Other Driving Tips

Other Driving Tips

By this point, you should have just about all of the information you need on tee height as it relates to hitting drivers. However, there are a few other important points we would like to make about driving the golf ball in general. Add these tips to the instruction provided above regarding tee height and you should be well on your way to the best drives of your life.

  • Take it easy on your effort. This might be a surprising tip, but one of the best things you can do for your driver game is to simply not try so hard. Most amateur golfers are trying so hard to force the ball down the fairway that they lose their balance and rhythm along the way. Rather than trying to max out your power, focus on making a smooth swing which puts the ball right in the middle of the club face time after time. You will be amazed to find how many additional fairways you can hit just by following this simple tip.
  • Put your driver away. One of the best things you can do with your driver during the course of a round of golf is to put it back in your bag. Most likely, some of the holes on your local course were never meant for driver tee shots – and yet countless players hit their driver on those holes each day. Analyze the design of each hole on your favorite course and determine whether or not you should be hitting driver. There will always be plenty of chances to use your driver, but there are sure to be some holes where less club would be a good thing.
  • Play to the wide side. Picking a smart target line is another important key when it comes to hitting drivers. You don't always have to put your ball in the fairway to have a successful drive, as long as you are on the wide side of the hole with an angle into the target. For example, on a dogleg right par four, the left side would be the wide side, as it is going to give you the most room to work. Think about your options on the tee and commit to a target line that provides you with margin for error.
  • Finish your backswing. Many amateur golfers cut their backswings short because they are in a rush to get the shot over with. Since the driver is the longest club in the bag, you will find that it takes a bit of extra time to swing the club all the way around you and back down again. Be patient, give the swing plenty of time to develop, and resist the temptation to rush at the top.

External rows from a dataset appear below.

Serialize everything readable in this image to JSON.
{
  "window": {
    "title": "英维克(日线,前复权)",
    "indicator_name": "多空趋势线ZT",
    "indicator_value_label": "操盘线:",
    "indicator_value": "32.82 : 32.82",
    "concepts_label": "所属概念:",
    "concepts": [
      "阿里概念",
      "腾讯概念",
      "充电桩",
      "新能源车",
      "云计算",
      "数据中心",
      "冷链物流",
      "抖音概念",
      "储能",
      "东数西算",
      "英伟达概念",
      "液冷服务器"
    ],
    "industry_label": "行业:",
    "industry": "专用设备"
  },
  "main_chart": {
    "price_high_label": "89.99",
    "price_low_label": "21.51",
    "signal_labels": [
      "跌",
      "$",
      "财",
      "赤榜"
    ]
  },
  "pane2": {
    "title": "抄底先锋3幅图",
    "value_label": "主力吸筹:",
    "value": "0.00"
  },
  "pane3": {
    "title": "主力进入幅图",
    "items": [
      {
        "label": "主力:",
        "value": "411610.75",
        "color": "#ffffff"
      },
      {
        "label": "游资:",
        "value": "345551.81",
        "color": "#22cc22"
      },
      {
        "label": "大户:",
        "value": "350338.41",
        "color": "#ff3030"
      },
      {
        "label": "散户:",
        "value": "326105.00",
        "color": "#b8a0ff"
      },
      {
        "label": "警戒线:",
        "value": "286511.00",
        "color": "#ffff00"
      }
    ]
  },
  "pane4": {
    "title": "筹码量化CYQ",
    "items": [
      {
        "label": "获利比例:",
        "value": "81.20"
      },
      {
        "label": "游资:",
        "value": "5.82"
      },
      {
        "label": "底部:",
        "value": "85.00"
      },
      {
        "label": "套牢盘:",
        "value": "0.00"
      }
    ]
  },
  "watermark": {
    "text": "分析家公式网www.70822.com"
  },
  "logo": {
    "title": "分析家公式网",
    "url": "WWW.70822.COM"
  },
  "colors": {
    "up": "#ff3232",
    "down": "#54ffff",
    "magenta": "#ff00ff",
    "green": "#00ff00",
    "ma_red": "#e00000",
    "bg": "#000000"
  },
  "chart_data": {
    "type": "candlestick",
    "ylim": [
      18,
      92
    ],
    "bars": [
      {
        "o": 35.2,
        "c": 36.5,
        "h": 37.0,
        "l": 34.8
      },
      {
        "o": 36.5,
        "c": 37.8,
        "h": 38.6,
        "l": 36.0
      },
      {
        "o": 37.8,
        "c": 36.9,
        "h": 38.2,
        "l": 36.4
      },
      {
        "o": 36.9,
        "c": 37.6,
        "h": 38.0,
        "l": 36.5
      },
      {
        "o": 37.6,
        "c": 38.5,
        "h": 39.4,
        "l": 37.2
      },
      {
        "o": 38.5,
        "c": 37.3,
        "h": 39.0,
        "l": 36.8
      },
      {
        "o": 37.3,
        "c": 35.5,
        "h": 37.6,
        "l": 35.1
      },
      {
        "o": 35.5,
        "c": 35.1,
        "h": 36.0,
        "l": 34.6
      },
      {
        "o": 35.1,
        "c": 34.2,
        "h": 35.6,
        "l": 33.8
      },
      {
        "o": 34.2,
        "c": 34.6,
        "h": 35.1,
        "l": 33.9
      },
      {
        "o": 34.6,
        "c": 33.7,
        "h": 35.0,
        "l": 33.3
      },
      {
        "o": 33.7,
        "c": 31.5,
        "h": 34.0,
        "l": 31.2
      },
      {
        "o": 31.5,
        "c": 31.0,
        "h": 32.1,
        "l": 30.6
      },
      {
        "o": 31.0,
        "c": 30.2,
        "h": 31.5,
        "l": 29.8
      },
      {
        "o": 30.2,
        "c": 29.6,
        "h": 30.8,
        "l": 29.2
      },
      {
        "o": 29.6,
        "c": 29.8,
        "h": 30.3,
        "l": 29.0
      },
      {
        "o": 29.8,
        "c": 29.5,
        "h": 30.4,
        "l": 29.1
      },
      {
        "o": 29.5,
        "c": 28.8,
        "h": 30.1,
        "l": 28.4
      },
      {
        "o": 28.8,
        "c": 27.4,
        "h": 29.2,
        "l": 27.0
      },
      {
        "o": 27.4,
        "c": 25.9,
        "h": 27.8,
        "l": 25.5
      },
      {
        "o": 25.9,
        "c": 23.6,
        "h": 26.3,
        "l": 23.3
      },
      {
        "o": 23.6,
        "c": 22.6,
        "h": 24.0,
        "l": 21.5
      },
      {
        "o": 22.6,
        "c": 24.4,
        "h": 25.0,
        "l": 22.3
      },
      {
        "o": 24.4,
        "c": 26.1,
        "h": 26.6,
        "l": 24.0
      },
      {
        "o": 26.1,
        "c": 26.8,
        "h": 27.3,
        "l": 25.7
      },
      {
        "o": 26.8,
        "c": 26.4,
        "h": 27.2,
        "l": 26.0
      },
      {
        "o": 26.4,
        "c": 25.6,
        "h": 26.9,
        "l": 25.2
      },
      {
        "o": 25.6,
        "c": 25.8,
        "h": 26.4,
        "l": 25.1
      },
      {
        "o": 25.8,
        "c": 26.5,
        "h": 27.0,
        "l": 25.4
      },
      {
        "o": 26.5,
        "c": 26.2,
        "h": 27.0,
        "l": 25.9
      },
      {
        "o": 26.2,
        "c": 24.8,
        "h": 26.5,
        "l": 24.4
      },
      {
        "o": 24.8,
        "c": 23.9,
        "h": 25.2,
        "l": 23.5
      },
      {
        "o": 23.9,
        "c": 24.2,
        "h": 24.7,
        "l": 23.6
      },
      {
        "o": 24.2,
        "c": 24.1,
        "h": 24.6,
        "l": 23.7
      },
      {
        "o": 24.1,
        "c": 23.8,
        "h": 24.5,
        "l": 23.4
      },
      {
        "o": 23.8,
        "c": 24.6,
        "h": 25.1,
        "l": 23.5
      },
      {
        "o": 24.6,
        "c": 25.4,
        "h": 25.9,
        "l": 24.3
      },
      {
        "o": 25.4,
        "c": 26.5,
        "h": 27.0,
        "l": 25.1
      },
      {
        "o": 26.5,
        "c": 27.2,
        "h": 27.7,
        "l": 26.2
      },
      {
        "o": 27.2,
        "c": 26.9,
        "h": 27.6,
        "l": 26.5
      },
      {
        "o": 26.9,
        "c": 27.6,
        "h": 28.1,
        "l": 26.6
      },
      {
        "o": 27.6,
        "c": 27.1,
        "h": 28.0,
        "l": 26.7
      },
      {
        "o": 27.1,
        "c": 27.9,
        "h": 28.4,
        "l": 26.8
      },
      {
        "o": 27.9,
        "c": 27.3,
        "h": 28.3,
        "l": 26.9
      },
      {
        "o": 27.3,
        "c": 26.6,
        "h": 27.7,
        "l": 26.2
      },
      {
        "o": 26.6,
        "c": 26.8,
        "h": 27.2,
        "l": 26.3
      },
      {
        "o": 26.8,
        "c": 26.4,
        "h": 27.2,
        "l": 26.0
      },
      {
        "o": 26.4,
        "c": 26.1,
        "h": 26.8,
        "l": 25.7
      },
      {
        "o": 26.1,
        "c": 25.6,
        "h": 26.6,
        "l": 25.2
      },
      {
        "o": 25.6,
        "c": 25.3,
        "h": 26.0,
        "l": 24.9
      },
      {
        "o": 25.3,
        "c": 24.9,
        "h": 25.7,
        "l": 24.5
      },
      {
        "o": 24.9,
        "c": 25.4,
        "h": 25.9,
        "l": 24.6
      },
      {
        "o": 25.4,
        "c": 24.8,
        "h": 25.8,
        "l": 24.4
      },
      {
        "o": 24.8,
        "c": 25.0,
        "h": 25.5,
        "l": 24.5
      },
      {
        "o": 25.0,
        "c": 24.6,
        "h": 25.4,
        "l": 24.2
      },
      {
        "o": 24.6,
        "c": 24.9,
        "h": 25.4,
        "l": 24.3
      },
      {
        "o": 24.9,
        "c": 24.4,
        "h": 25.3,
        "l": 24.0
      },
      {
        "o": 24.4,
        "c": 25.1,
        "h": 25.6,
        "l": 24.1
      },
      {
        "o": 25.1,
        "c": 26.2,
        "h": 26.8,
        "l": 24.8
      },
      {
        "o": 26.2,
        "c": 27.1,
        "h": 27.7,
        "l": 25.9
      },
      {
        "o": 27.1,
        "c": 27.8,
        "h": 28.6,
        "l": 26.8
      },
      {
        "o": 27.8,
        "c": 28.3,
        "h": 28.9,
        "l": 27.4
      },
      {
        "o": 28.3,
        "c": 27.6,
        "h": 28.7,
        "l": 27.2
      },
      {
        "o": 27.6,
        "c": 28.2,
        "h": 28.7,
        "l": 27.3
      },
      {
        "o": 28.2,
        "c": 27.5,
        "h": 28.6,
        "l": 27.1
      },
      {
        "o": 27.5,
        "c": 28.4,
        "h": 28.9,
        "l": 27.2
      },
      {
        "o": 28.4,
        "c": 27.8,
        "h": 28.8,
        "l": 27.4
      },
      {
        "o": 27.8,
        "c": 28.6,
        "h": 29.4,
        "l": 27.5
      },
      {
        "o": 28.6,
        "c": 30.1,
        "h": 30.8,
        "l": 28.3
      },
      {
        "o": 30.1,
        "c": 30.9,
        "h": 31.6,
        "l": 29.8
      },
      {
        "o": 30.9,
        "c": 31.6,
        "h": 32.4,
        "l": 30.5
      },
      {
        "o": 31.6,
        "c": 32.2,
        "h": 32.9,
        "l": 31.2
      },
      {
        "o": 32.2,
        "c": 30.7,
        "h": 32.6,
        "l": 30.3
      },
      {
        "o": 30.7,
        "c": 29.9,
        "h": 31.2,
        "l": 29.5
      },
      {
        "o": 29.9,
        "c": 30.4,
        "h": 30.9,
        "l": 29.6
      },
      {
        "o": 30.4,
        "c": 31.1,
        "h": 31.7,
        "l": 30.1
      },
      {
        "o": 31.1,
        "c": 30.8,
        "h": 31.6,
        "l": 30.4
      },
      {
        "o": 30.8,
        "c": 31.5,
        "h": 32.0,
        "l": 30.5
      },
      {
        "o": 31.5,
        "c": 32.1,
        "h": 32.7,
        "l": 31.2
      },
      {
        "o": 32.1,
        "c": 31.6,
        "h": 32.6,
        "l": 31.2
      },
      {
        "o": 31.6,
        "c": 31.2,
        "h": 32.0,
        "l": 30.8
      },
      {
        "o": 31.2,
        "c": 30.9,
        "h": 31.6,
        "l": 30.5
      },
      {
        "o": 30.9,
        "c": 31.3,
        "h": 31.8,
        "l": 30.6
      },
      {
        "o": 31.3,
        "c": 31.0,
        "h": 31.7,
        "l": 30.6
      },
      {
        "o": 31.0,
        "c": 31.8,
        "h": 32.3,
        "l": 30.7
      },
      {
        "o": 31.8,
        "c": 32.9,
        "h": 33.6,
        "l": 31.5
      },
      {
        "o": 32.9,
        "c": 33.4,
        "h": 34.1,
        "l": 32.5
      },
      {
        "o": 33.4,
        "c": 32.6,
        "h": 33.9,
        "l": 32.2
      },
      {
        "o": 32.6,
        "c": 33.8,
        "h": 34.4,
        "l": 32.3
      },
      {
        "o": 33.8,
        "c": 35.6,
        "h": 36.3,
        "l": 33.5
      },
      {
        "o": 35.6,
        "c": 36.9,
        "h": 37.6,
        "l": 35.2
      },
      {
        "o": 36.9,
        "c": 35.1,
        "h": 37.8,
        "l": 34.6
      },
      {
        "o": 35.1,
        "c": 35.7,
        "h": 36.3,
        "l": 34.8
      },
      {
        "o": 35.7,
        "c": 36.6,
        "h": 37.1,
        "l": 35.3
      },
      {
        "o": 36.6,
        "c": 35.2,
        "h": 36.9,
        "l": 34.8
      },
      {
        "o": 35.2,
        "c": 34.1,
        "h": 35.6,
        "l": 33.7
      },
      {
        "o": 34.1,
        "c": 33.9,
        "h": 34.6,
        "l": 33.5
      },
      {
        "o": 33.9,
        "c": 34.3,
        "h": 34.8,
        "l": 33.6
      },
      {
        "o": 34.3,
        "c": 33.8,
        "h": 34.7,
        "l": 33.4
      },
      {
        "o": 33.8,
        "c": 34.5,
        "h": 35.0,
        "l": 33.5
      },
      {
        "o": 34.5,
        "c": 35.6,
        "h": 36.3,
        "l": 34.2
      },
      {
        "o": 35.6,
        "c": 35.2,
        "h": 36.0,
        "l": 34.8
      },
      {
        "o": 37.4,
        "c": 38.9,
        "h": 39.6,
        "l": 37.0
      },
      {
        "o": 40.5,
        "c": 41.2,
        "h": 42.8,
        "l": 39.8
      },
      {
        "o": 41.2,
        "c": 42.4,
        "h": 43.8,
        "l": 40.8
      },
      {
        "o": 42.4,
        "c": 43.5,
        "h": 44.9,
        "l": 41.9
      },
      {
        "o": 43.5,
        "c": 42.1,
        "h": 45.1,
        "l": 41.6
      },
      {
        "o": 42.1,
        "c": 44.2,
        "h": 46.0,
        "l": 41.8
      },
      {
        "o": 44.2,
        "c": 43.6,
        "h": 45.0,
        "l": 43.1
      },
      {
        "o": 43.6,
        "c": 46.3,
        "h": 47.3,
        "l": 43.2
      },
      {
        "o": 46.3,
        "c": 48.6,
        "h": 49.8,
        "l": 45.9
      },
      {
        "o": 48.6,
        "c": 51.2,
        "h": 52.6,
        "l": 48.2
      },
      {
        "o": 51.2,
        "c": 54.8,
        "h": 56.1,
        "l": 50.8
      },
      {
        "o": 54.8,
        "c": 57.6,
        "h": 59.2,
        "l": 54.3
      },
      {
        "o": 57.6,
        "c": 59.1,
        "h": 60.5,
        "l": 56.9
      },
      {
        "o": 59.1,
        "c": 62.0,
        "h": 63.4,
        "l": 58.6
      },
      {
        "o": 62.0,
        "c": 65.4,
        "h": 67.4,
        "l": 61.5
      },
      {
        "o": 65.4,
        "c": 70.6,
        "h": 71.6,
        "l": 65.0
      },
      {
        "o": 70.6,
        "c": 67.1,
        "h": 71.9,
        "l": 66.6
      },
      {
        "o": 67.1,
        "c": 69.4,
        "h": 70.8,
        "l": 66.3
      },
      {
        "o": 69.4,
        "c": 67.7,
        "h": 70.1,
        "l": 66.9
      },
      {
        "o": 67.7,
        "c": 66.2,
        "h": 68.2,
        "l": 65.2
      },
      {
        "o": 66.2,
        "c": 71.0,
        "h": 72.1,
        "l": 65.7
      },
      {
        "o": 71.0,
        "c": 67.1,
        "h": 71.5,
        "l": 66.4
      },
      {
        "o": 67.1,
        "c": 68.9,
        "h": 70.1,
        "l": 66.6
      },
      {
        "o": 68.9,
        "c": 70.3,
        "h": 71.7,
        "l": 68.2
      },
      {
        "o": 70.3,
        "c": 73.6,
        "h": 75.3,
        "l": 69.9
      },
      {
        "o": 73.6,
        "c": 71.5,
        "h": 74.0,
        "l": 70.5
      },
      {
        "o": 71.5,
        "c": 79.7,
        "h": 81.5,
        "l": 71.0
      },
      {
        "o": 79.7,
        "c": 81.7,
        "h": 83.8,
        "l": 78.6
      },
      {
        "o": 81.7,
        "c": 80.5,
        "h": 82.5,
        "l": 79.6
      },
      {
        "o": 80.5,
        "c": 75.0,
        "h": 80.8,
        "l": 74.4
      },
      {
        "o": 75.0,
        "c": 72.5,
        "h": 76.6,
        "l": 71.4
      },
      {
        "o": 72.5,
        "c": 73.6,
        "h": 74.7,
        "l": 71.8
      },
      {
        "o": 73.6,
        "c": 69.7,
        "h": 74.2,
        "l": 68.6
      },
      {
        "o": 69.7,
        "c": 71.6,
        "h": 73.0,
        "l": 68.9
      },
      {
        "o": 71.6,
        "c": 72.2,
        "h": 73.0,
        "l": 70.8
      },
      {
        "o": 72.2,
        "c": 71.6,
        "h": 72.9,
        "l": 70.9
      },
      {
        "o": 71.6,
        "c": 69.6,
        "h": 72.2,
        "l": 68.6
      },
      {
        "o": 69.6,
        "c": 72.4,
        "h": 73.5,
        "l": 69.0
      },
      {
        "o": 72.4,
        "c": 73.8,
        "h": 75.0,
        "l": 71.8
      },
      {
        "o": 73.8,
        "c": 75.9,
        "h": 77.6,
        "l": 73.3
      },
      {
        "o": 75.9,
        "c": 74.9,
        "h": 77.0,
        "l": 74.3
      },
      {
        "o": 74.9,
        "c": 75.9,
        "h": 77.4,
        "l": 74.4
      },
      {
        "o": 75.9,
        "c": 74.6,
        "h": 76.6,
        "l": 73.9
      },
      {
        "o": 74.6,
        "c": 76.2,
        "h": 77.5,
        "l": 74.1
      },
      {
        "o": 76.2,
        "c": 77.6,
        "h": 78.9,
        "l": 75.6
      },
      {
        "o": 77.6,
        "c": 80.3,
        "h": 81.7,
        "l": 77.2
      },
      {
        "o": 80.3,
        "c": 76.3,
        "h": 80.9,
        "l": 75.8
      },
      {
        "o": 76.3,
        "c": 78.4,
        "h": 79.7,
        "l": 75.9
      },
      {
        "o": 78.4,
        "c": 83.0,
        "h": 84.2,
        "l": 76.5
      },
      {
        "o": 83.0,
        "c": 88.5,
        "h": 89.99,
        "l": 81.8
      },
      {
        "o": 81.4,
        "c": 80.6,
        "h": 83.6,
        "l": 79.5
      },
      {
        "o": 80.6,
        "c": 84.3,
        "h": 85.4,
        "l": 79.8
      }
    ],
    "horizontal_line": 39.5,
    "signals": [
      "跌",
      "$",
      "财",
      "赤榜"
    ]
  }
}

Teeing the ball up at the right height is a small, but important, piece of the overall driver puzzle. Hitting your driver long and straight can do wonders for your golf game, so it is worth working on this skill as you continue to gain experience on the links. Golf is such a great game in large part because there is always something to work on, and always something new to learn. Once you have mastered the ability to tee the ball up at the perfect height, move on to another point and continue your golf education. Good luck!